### Task material
----

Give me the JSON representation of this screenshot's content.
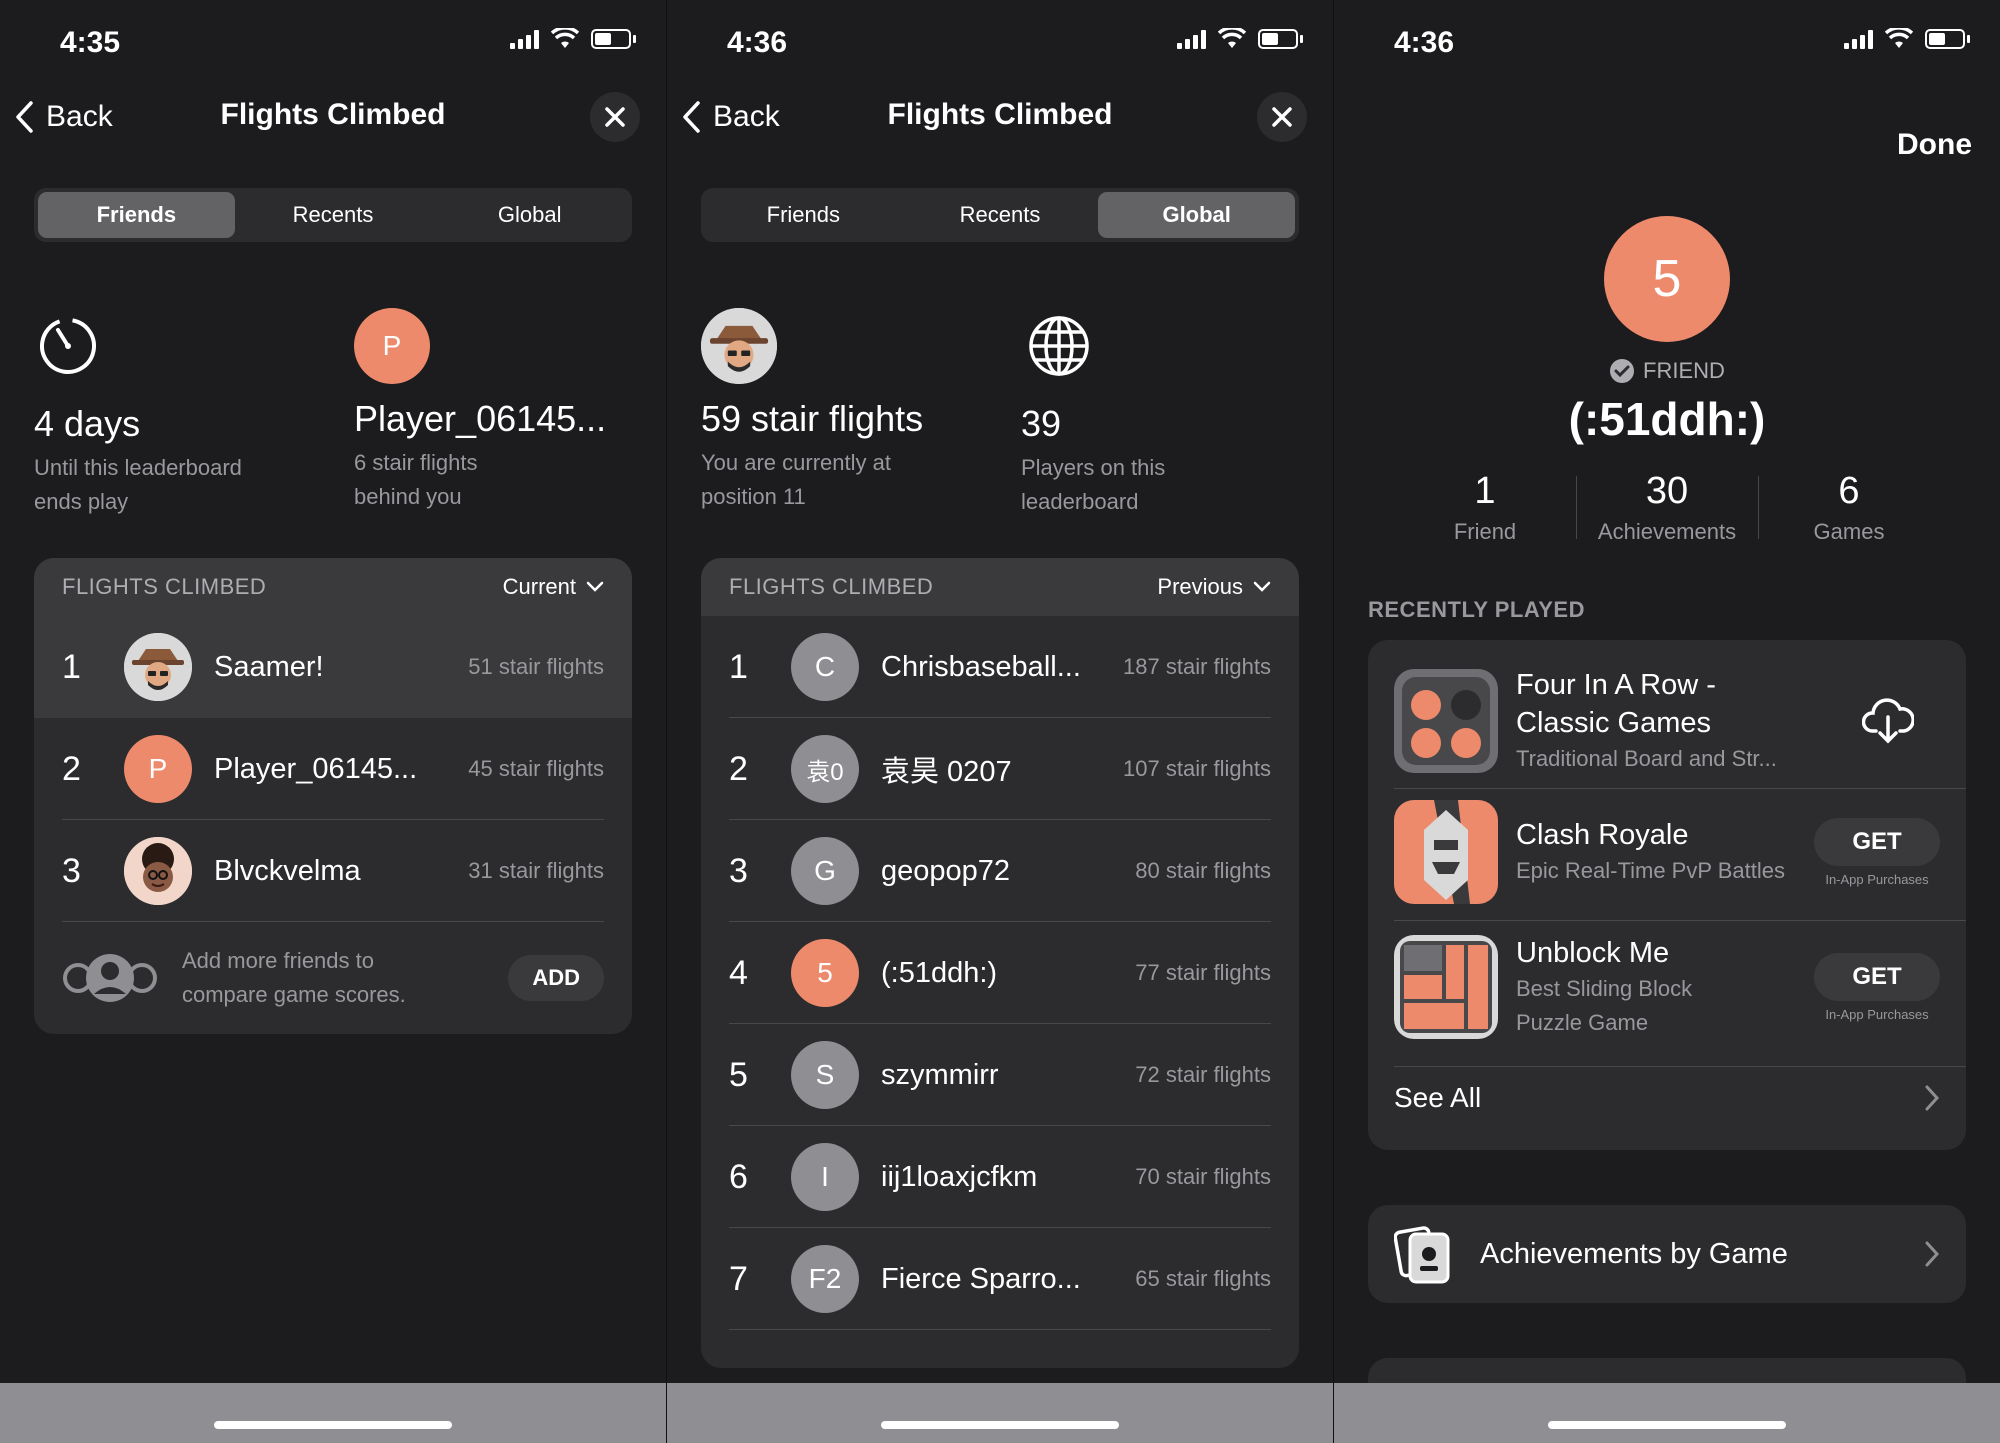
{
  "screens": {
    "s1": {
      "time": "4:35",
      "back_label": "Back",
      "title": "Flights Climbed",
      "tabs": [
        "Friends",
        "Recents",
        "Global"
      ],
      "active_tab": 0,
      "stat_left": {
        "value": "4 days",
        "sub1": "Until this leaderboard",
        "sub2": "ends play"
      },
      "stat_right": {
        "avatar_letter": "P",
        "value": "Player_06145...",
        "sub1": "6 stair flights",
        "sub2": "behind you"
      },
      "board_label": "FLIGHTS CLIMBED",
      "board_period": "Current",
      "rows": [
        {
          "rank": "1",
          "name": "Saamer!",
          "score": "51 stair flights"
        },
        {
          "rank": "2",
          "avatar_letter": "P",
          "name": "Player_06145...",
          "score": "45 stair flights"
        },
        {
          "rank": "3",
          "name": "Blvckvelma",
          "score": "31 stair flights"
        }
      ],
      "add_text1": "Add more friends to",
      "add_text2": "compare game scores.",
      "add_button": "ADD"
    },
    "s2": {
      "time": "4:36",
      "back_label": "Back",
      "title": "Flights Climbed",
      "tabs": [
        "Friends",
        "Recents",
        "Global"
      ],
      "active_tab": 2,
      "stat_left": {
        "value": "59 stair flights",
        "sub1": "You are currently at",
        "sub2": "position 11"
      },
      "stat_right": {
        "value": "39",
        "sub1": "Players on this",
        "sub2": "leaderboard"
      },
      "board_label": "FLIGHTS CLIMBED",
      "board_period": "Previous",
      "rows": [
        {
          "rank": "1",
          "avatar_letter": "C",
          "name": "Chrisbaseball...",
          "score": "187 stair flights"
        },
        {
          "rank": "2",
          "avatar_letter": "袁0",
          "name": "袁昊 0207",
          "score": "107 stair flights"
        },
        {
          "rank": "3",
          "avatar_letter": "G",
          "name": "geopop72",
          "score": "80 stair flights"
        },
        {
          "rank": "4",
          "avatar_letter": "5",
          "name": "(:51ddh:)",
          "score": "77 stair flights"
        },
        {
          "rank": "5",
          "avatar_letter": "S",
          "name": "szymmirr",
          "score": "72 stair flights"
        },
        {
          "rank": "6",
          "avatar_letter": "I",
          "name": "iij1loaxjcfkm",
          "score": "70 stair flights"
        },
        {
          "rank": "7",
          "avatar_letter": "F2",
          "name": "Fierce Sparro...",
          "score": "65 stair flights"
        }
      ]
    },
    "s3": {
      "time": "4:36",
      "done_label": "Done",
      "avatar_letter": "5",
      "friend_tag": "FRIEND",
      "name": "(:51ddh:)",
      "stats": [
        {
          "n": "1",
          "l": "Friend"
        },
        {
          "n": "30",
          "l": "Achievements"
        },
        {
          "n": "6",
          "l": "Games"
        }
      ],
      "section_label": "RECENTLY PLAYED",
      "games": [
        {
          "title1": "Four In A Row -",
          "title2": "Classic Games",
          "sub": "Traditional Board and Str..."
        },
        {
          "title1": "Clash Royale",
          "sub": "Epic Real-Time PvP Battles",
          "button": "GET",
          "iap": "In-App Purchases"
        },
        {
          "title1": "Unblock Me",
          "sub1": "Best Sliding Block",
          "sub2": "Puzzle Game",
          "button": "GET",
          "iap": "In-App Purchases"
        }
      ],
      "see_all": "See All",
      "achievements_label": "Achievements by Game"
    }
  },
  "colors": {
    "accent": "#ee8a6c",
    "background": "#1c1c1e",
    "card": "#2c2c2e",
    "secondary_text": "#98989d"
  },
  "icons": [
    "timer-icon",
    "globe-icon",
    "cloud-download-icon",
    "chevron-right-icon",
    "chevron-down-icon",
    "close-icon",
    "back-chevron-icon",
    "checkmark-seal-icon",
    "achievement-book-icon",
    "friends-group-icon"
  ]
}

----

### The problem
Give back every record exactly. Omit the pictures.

### Written reply
Give me the JSON representation of this screenshot's content.
{
  "screens": {
    "s1": {
      "time": "4:35",
      "back_label": "Back",
      "title": "Flights Climbed",
      "tabs": [
        "Friends",
        "Recents",
        "Global"
      ],
      "active_tab": 0,
      "stat_left": {
        "value": "4 days",
        "sub1": "Until this leaderboard",
        "sub2": "ends play"
      },
      "stat_right": {
        "avatar_letter": "P",
        "value": "Player_06145...",
        "sub1": "6 stair flights",
        "sub2": "behind you"
      },
      "board_label": "FLIGHTS CLIMBED",
      "board_period": "Current",
      "rows": [
        {
          "rank": "1",
          "name": "Saamer!",
          "score": "51 stair flights"
        },
        {
          "rank": "2",
          "avatar_letter": "P",
          "name": "Player_06145...",
          "score": "45 stair flights"
        },
        {
          "rank": "3",
          "name": "Blvckvelma",
          "score": "31 stair flights"
        }
      ],
      "add_text1": "Add more friends to",
      "add_text2": "compare game scores.",
      "add_button": "ADD"
    },
    "s2": {
      "time": "4:36",
      "back_label": "Back",
      "title": "Flights Climbed",
      "tabs": [
        "Friends",
        "Recents",
        "Global"
      ],
      "active_tab": 2,
      "stat_left": {
        "value": "59 stair flights",
        "sub1": "You are currently at",
        "sub2": "position 11"
      },
      "stat_right": {
        "value": "39",
        "sub1": "Players on this",
        "sub2": "leaderboard"
      },
      "board_label": "FLIGHTS CLIMBED",
      "board_period": "Previous",
      "rows": [
        {
          "rank": "1",
          "avatar_letter": "C",
          "name": "Chrisbaseball...",
          "score": "187 stair flights"
        },
        {
          "rank": "2",
          "avatar_letter": "袁0",
          "name": "袁昊 0207",
          "score": "107 stair flights"
        },
        {
          "rank": "3",
          "avatar_letter": "G",
          "name": "geopop72",
          "score": "80 stair flights"
        },
        {
          "rank": "4",
          "avatar_letter": "5",
          "name": "(:51ddh:)",
          "score": "77 stair flights"
        },
        {
          "rank": "5",
          "avatar_letter": "S",
          "name": "szymmirr",
          "score": "72 stair flights"
        },
        {
          "rank": "6",
          "avatar_letter": "I",
          "name": "iij1loaxjcfkm",
          "score": "70 stair flights"
        },
        {
          "rank": "7",
          "avatar_letter": "F2",
          "name": "Fierce Sparro...",
          "score": "65 stair flights"
        }
      ]
    },
    "s3": {
      "time": "4:36",
      "done_label": "Done",
      "avatar_letter": "5",
      "friend_tag": "FRIEND",
      "name": "(:51ddh:)",
      "stats": [
        {
          "n": "1",
          "l": "Friend"
        },
        {
          "n": "30",
          "l": "Achievements"
        },
        {
          "n": "6",
          "l": "Games"
        }
      ],
      "section_label": "RECENTLY PLAYED",
      "games": [
        {
          "title1": "Four In A Row -",
          "title2": "Classic Games",
          "sub": "Traditional Board and Str..."
        },
        {
          "title1": "Clash Royale",
          "sub": "Epic Real-Time PvP Battles",
          "button": "GET",
          "iap": "In-App Purchases"
        },
        {
          "title1": "Unblock Me",
          "sub1": "Best Sliding Block",
          "sub2": "Puzzle Game",
          "button": "GET",
          "iap": "In-App Purchases"
        }
      ],
      "see_all": "See All",
      "achievements_label": "Achievements by Game"
    }
  },
  "colors": {
    "accent": "#ee8a6c",
    "background": "#1c1c1e",
    "card": "#2c2c2e",
    "secondary_text": "#98989d"
  },
  "icons": [
    "timer-icon",
    "globe-icon",
    "cloud-download-icon",
    "chevron-right-icon",
    "chevron-down-icon",
    "close-icon",
    "back-chevron-icon",
    "checkmark-seal-icon",
    "achievement-book-icon",
    "friends-group-icon"
  ]
}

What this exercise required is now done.